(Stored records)

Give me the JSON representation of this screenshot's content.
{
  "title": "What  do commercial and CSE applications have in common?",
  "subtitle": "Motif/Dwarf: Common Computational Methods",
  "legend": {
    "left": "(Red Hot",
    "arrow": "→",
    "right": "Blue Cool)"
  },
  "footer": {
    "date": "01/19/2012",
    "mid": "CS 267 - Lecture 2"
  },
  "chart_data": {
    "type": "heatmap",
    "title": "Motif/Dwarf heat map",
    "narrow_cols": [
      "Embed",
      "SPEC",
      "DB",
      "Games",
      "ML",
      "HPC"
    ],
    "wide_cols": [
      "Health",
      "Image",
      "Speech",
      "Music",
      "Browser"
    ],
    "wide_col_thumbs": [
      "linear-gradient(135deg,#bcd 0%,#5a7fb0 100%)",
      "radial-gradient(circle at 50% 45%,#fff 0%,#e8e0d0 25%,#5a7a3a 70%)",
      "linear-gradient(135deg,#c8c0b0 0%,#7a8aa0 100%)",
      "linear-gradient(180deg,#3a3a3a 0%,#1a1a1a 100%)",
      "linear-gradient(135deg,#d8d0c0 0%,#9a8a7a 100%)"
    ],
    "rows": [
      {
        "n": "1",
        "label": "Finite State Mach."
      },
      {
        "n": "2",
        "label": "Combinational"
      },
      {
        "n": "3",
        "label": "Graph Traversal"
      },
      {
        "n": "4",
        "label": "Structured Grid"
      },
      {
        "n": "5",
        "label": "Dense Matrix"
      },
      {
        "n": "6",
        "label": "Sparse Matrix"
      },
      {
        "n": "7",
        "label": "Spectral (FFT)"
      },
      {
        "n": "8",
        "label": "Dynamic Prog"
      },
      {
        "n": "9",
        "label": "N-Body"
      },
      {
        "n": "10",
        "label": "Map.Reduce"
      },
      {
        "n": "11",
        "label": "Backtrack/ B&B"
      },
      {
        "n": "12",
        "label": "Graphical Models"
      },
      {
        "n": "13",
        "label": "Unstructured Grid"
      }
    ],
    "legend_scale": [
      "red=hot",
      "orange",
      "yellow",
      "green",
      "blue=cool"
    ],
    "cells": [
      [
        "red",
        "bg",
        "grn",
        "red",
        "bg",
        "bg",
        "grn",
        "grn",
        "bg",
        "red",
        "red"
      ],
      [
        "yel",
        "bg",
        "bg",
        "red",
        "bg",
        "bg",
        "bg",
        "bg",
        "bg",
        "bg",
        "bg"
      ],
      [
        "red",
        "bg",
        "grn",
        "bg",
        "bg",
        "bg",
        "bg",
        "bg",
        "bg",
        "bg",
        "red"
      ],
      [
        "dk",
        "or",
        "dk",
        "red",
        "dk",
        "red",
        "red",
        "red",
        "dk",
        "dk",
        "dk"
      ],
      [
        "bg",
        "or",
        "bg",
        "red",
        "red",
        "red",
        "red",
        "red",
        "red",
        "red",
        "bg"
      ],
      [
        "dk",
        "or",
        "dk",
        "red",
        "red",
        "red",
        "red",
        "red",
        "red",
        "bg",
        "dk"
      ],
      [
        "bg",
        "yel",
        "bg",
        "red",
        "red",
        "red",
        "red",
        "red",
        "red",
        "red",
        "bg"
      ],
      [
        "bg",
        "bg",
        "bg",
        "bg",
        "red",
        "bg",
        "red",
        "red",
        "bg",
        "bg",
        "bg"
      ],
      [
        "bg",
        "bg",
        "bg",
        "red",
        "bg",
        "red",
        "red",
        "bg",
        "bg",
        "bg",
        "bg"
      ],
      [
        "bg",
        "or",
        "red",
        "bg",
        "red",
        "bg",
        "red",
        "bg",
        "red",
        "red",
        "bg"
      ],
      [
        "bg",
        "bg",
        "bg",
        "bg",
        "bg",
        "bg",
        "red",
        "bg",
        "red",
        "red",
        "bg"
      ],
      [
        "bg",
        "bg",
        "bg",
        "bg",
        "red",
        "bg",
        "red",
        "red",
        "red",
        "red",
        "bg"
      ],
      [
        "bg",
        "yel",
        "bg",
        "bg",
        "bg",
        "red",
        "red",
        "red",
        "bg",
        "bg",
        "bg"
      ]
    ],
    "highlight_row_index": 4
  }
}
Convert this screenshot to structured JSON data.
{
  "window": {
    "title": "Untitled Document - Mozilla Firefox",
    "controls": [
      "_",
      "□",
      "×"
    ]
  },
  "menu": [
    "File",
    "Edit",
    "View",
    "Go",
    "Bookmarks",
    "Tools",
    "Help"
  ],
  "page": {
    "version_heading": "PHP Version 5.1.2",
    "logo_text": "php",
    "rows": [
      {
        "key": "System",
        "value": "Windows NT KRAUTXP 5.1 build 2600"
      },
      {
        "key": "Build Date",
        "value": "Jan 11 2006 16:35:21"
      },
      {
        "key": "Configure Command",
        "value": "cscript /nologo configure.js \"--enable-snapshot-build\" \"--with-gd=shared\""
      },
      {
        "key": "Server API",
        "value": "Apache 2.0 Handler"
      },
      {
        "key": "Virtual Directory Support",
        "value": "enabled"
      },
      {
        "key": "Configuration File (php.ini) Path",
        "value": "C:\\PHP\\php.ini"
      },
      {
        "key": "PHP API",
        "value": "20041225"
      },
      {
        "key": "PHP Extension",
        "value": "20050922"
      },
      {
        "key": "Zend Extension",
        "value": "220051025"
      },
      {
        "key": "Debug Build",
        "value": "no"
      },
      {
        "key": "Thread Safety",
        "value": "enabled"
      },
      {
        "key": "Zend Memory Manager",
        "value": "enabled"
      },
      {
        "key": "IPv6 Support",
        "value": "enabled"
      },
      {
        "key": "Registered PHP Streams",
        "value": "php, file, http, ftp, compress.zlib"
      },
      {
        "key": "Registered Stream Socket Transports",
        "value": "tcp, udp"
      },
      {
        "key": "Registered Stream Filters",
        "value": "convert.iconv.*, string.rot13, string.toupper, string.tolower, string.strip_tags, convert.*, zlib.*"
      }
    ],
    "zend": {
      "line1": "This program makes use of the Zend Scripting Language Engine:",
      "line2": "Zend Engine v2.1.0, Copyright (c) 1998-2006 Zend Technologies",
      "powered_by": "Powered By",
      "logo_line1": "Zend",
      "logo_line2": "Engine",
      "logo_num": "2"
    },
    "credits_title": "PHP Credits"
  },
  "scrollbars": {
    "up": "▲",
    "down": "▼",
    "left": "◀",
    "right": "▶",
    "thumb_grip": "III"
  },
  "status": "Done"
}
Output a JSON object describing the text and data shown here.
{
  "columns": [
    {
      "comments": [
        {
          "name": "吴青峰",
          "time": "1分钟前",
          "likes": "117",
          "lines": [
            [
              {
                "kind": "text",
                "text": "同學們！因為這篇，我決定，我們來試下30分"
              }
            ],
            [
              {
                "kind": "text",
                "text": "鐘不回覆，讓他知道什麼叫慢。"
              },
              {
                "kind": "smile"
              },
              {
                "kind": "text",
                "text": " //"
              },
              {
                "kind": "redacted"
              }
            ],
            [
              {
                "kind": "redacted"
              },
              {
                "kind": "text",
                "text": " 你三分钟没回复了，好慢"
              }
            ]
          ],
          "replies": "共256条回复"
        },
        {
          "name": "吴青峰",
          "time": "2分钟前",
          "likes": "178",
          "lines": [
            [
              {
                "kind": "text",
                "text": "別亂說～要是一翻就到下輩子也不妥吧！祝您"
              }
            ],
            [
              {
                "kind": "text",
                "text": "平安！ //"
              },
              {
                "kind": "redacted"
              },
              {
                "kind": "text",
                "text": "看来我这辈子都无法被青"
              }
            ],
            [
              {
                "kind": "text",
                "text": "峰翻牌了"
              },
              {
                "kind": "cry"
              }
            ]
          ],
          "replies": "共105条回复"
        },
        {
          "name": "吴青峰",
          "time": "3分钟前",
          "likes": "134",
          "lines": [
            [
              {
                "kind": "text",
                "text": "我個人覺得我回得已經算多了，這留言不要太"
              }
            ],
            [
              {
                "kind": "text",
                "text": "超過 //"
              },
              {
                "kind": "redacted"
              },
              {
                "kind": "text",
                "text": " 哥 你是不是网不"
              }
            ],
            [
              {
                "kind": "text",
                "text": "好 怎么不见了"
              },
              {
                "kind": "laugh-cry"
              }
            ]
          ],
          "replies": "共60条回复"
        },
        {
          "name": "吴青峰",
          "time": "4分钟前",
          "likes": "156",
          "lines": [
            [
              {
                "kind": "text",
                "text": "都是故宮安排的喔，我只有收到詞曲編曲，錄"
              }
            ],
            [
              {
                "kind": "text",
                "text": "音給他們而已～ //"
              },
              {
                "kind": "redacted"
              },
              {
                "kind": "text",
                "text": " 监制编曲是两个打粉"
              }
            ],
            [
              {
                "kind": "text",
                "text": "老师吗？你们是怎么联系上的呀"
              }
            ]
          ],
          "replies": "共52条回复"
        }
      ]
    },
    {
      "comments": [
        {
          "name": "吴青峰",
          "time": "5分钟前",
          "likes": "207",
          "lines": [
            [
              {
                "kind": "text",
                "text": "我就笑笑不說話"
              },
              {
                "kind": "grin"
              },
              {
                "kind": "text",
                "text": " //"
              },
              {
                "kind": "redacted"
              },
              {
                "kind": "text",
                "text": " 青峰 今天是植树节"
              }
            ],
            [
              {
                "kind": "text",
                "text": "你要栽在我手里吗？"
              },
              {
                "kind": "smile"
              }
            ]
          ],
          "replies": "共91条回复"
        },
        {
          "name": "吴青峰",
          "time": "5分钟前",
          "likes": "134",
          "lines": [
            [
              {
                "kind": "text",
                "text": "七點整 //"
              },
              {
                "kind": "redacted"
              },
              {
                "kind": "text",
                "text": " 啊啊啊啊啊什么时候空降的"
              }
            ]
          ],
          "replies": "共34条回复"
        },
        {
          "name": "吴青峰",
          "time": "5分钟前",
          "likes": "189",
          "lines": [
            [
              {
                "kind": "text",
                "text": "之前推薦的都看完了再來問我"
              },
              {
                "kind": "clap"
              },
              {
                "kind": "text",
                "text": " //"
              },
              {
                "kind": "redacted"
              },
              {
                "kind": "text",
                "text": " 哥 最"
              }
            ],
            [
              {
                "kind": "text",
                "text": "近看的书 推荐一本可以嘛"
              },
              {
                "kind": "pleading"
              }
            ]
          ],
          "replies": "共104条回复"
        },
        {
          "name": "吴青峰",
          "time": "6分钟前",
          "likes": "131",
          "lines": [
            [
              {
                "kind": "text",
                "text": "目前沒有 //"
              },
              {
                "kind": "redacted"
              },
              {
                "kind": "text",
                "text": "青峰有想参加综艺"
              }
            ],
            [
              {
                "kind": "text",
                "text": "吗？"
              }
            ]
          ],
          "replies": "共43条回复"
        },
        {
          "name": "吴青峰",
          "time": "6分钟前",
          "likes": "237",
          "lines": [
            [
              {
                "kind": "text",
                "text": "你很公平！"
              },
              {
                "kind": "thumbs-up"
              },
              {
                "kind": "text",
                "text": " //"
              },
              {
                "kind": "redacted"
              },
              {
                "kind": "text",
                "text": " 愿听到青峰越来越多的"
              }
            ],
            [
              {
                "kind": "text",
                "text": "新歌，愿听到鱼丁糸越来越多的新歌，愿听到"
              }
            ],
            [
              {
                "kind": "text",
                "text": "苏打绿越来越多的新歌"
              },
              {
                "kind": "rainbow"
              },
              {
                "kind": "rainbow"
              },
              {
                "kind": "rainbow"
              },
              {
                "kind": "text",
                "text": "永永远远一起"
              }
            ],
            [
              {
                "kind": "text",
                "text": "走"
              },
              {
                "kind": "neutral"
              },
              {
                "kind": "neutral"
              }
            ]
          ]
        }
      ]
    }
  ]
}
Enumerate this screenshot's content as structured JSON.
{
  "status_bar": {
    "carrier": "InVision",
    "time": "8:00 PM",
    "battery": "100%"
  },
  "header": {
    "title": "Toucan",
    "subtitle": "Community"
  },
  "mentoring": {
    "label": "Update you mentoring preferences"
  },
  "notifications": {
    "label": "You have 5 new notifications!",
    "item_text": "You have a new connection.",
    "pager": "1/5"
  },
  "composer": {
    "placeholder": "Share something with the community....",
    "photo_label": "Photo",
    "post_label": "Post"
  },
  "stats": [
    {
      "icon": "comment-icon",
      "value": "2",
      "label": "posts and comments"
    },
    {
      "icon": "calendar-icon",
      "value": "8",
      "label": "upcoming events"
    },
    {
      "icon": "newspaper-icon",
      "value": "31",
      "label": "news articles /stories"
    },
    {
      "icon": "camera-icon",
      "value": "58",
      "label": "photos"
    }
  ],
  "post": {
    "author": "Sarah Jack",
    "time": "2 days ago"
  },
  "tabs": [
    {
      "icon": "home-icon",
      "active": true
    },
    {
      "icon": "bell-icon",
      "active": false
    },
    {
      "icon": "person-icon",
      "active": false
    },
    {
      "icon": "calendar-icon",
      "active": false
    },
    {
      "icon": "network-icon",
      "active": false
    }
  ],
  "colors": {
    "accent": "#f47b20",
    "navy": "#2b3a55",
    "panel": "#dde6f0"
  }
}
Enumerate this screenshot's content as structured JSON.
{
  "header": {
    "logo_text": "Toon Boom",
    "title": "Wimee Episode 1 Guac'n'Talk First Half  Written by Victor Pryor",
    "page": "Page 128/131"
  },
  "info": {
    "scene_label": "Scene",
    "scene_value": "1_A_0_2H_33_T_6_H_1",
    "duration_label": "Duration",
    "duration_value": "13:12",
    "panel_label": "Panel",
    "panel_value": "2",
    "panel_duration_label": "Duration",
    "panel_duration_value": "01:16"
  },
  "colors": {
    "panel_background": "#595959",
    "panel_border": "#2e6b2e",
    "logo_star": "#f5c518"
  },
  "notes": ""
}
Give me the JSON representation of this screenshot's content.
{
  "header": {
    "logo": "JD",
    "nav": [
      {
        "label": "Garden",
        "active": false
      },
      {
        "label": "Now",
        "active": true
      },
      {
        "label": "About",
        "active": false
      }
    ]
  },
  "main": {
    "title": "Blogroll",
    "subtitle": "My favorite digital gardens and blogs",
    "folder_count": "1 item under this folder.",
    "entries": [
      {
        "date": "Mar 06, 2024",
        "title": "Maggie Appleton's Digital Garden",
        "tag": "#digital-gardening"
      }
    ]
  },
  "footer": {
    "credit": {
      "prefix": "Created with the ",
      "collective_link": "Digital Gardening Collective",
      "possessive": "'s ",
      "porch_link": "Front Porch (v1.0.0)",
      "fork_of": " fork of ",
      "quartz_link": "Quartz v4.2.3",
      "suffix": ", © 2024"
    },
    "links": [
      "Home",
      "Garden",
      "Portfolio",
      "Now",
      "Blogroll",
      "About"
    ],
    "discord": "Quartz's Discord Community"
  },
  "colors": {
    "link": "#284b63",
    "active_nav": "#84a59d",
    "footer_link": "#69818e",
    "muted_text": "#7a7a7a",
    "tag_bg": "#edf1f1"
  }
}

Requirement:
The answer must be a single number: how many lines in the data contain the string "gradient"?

Answer to this problem:
5